Leaping from Our Spheres
Pagan Kelly, who has written a book about world changing inventions, observes that since ancient times women have tinkered with pads and tampons to better contain their menstrual flow. Everything from papyrus to absorbent mosses, to repurposed cellulose bandages. Early in the 20th century, Lillian Gilbreth, one of the first female Ph.D. engineers, questioned thousands of women in her effort to discover what an ideal sanitary napkin would look and feel like. Even still, corporate manufacturers of these products, including Proctor and Gamble, clung to “brick-like sanitary pads,” long after female consumers nixed this chafing, bulky model. Continue reading
In the ecology of our marriage, my spouse can count on me to at least glance at the book review section of the paper—and the obituaries. I can count on him reading the sports section. And then we depend on each other to point out those articles and columns that might be of interest.
So it was not unexpected that he would hand me an essay by soccer player Carli Lloyd, published right before Equal Pay Day 2016. In it, she wrote that she has proudly worn a U.S. national women’s team uniform for 12 years, and in this role had some of the greatest moments of her life—winning two Olympic gold medals and the 2015 Women’s World cup.
Which did not stop her, she wrote, from joining four teammates in filing a wage discrimination complaint against US soccer. Despite her love of the game, she was called to “do what’s right and what’s fair, and upholding a fundamental American concept: equal pay for equal play.” Continue reading
I can’t remember a moment when I wasn’t a feminist. I grew up surrounded by feminists: my mother, her friends, my father… Growing up I attended performances of That Takes Ovaries and read a constant supply of fiction books with powerful women and girl protagonists. My dad’s copy of Our Bodies Our Selves lived in my bedroom.
Growing Up Feminist
I grew up being conscious of how my experiences were affected by gendered power dynamics. I recognized how few women were held up as important historical figures in my elementary school classes and chose to study important women on every history project I could. Continue reading
On International Women’s Day 2016, I was in our nation’s capital meeting with a group of faith leaders who gather live twice a year to share stories of efforts across the country to protect reproductive choice and achieve reproductive justice. We met, appropriately, at the headquarters of a human rights organization. At the desk where we checked in, there were two open boxes of cookies to welcome us – at 8:20 in the morning.
Girl Scout cookies. Also how appropriate. Continue reading

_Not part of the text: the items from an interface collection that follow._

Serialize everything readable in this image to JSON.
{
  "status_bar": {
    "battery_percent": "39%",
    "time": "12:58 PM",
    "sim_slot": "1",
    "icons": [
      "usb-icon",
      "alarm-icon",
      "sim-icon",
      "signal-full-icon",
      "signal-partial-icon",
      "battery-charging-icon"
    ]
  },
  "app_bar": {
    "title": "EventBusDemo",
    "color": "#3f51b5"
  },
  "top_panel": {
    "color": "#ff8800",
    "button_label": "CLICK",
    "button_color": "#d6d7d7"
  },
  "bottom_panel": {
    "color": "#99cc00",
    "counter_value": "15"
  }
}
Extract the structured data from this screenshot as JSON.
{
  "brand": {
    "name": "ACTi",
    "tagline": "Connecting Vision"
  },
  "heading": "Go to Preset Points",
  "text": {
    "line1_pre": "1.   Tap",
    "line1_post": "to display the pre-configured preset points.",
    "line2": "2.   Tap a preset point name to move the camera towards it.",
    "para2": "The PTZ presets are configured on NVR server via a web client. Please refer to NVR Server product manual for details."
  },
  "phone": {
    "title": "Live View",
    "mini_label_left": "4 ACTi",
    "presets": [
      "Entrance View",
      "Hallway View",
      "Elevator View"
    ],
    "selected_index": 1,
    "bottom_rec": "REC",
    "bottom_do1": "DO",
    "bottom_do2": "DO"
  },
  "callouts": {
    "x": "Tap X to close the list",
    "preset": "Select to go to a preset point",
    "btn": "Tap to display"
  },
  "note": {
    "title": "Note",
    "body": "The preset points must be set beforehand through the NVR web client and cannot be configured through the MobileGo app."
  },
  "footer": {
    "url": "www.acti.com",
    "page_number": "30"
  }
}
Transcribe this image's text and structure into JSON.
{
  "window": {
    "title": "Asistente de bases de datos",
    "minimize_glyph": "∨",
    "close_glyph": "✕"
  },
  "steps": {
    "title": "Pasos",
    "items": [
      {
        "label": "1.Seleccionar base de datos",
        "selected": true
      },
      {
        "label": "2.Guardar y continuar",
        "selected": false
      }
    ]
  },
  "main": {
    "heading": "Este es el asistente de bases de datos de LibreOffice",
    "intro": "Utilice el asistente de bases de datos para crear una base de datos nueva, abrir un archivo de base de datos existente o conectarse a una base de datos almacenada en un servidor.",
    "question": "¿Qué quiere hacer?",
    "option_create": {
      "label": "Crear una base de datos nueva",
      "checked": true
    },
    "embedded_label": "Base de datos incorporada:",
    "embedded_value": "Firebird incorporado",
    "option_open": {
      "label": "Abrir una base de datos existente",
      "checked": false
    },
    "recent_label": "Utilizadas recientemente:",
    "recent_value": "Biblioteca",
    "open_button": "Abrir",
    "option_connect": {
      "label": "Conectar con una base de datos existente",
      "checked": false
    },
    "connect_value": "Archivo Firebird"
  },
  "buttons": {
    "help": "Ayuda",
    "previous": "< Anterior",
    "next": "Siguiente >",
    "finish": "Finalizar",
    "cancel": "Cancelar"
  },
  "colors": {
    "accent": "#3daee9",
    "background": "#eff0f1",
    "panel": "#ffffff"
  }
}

I got the news of the discovery of an elderly man found dead of natural causes in his room at a remote ranch in Texas the way so many of us do nowadays: from a news app on my smartphone. It happened to be while I was walking with my husband on a white sand beach on the Gulf of Mexico.
News that could change the course of gender justice for American women for years to come.
Supreme Court (SCOTUS) Justice Antonin Scalia’s sudden death at 79 years old has heated up an already volatile presidential campaign when, only hours after the announcement of his passing, Senate leaders and the candidates from one party declared their intention to block any attempt to allow President Obama—as is his constitutional duty—to nominate and have hearings held to vote on his choice to fill this vacancy. Continue reading